Jersey governor to appeal ruling that state must allow same-sex marriage
Catholic News Service photo
New Jersey Gov. Chris Christie appears on "Meet the Press" in Washington Jan. 22. The Catholic governor, as he had promised to do, quickly vetoed a bill to legalize same-sex marriage in the state Feb. 17 and renewed his call for a ballot question to deci de the issue. The measure went to his desk after the state Assembly passed it Feb. 16, three days after the state Senate approved it.
Catholic News Service
TRENTON, N.J. — New Jersey Gov. Chris Christie planned to appeal a state judge's Sept. 27 ruling that same-sex couples "must be allowed to marry" to receive "equal protection of the law" under the state constitution.
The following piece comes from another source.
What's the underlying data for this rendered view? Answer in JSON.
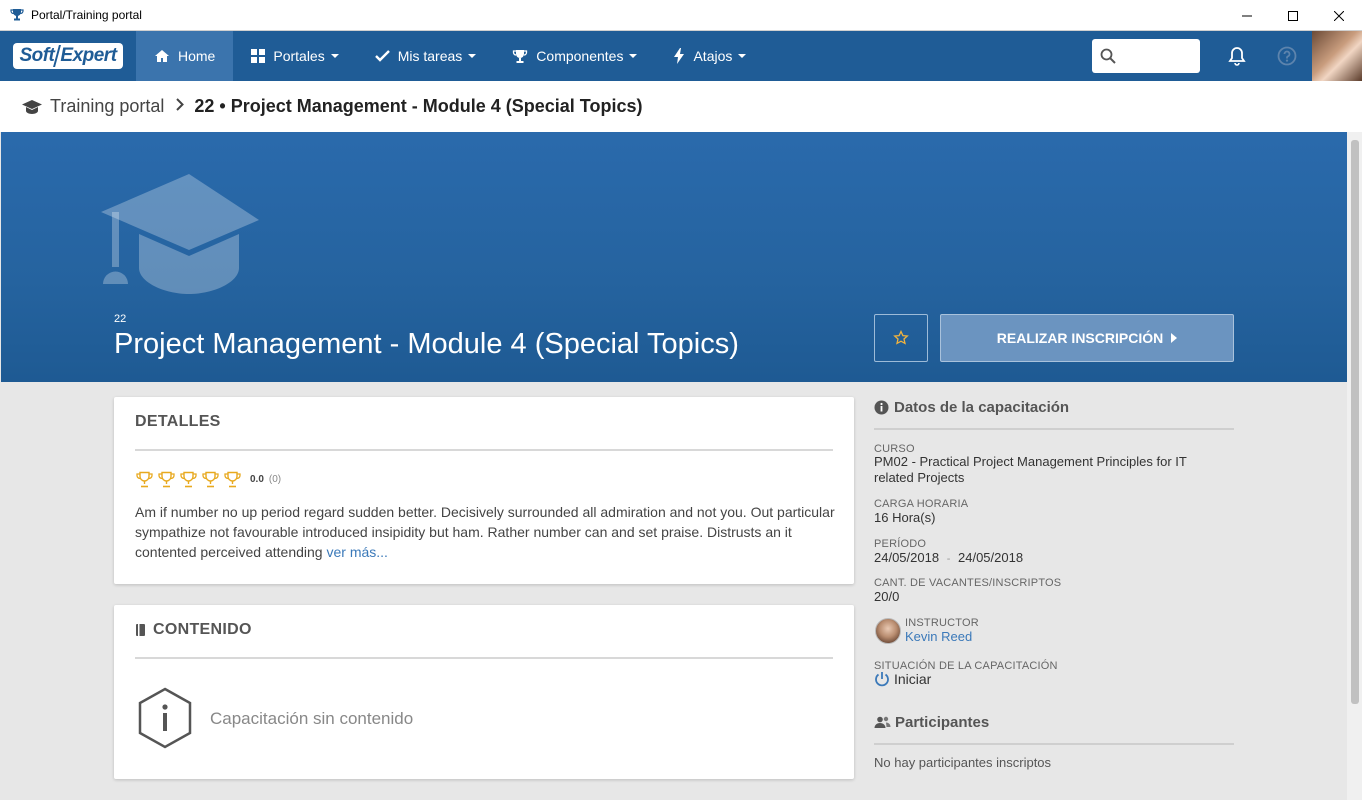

Superior Court Judge Mary C. Jacobson said her ruling would take effect Oct. 21.
New Jersey currently recognizes civil unions, and last year Christie vetoed a measure to legalize same-sex marriage, saying the issue should be put before voters this November.
"Gov. Christie has always maintained that he would abide by the will of the voters on the issue of marriage equality and called for it to be on the ballot this Election Day," said his press secretary, Michael Drewniak. "Since the Legislature refused to allow the people to decide expeditiously, we will let the Supreme Court make this constitutional determination."
Democrats in the statehouse Sept. 30 urged the New Jersey Supreme Court to "fast-track" any appeal Christie may file with the higher court.
The New Jersey Catholic Conference, the public policy arm of the state's Catholic bishops, did not issue an immediate reaction to Jacobson's ruling but a long-standing statement on its website urged citizens "to protect marriage as the union of one man and one woman."
"Same-sex unions may represent a new and a different type of institution -- but it is not marriage and should not be treated as marriage," it said.
Catholic teaching upholds the sanctity of traditional marriage, between one man and one woman, and also teaches that any sexual activity outside of marriage is sinful.
"Citizens must care about the government's treatment of marriage because civil authorities are charged with protecting children and the common good, and marriage is indispensable to both purposes," said the conference's statement. "Citizens have the right and the responsibility to hold civil authorities accountable for their stewardship of the institution of marriage.
"Citizens also have the responsibility to oppose laws and policies that unjustly target people as bigots or that subject people to charges of unlawful discrimination simply because they believe and teach that marriage is the union of man and a woman," it added.
In her ruling Jacobson said same-sex couples in New Jersey are entitled to the same rights and benefits "as opposite-sex couples," pointing out that since June 26, when the U.S. Supreme Court ruled the federal Defense of Marriage Act to be unconstitutional, "several federal agencies have acted to extend marital benefits to same-sex couples."
"However, the majority of those agencies have not extended eligibility for those benefits to civil union couples," she wrote.
"As a result New Jersey same-sex couples in civil unions," she continued, "are no longer entitled to all of the same rights and benefits as opposite-sex marriage couples," who receive federal marital benefits "for no reason other than the label placed upon their relationships by the state."
The New Jersey Catholic Conference statement reiterated Catholic teaching that "our homosexual brothers and sisters are beloved children of God" and "the fundamental human rights of homosexual persons must be defended. "Everyone must strive to eliminate any forms of injustice, oppression, or violence against homosexual persons" and any sign of "unjust discrimination" must be avoided.
"But it is not 'unjust discrimination' to treat different things differently," it said. "Same-sex unions are not, in fact, the same thing as the union of one man and one woman in marriage."